While such an aggregate view tells part of the story, the industry clusters of each area define a metro’s distinctive place in the state’s economy and explain how its individual metros contribute to Texas job growth and income gains. Conversely, the state as a whole provides useful context with which to examine the individual metros.


  1. Among large states, only Ohio and Pennsylvania have more big cities per capita.
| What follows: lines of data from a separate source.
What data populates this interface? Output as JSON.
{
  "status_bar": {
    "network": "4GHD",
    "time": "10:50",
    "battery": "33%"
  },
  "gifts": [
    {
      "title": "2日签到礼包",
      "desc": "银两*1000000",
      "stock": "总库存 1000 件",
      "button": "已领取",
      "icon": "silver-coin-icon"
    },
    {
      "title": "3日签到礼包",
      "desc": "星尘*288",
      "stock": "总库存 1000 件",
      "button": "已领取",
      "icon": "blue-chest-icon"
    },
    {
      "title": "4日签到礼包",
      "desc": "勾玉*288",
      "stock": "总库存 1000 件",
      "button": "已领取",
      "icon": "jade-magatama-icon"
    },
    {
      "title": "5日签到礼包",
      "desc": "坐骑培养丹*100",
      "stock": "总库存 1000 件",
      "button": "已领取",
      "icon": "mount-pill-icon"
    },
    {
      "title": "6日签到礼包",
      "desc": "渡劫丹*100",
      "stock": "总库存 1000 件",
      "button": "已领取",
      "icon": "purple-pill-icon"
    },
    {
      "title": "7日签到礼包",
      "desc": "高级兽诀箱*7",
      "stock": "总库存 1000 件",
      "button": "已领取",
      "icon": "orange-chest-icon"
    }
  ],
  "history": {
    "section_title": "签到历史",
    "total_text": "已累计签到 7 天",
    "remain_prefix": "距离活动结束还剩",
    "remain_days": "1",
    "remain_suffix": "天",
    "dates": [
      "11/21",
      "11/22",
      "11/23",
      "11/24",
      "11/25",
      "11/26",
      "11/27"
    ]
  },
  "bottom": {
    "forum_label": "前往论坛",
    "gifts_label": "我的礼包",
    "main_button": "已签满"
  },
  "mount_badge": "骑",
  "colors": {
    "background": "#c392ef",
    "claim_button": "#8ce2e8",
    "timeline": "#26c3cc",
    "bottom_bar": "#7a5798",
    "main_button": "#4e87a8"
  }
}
Big cities refer to metropolitan statistical areas or metro divisions of over 2 million residents in 2017.
  2. Texas job growth averaged 2.0 percent per year, compared with 1.1 percent for the nation during 1990–2017. Inflation-adjusted state gross domestic product growth averaged 3.5 percent per year, compared with 1.9 percent for the U.S. during 2010–17.
  3. “The Wealth of Cities: Agglomeration Economies and Spatial Equilibrium in the United States,” by Edward L. Glaeser and Joshua D. Gottlieb, National Bureau of Economic Research, NBER Working Paper no. 14806, March 2009.
  4. Triumph of the City: How Our Greatest Invention Makes Us Richer, Smarter, Greener, Healthier, and Happier, by Edward L. Glaeser, New York: Penguin Press, 2011.
  5. For more information on what clusters are and how they affect competition and innovation, see “Location, Competition and Economic Development: Local Clusters in a Global Economy,” by Michael E. Porter, Economic Development Quarterly, vol. 14, February 2000, pp. 15–34. Also, see “Clusters, Convergence, and Economic Performance,” by Mercedes Delgado, Michael Porter and Scott Stern, National Bureau of Economic Research, NBER Working Paper no. 18250, July 2012.
  6. Individual industry cluster shares do not add to 100 because some smaller industries at the three-digit-or-higher level in the North American Industry Classification System (NAICS) are included in multiple clusters, while some industries are not part of any of the clusters shown. Clusters include other related industries. For instance, semiconductor manufacturing (NAICS 3344) is included in both the advanced materials and information technology and telecommunications clusters.
  7. “Gone to Texas: Migration Vital to Growth in the Lone Star State,” by Pia Orrenius, Alexander T. Abraham and Stephanie Gullo, Federal Reserve Bank of Dallas Southwest Economy, First Quarter 2018.
  8. Data are from the Census Bureau.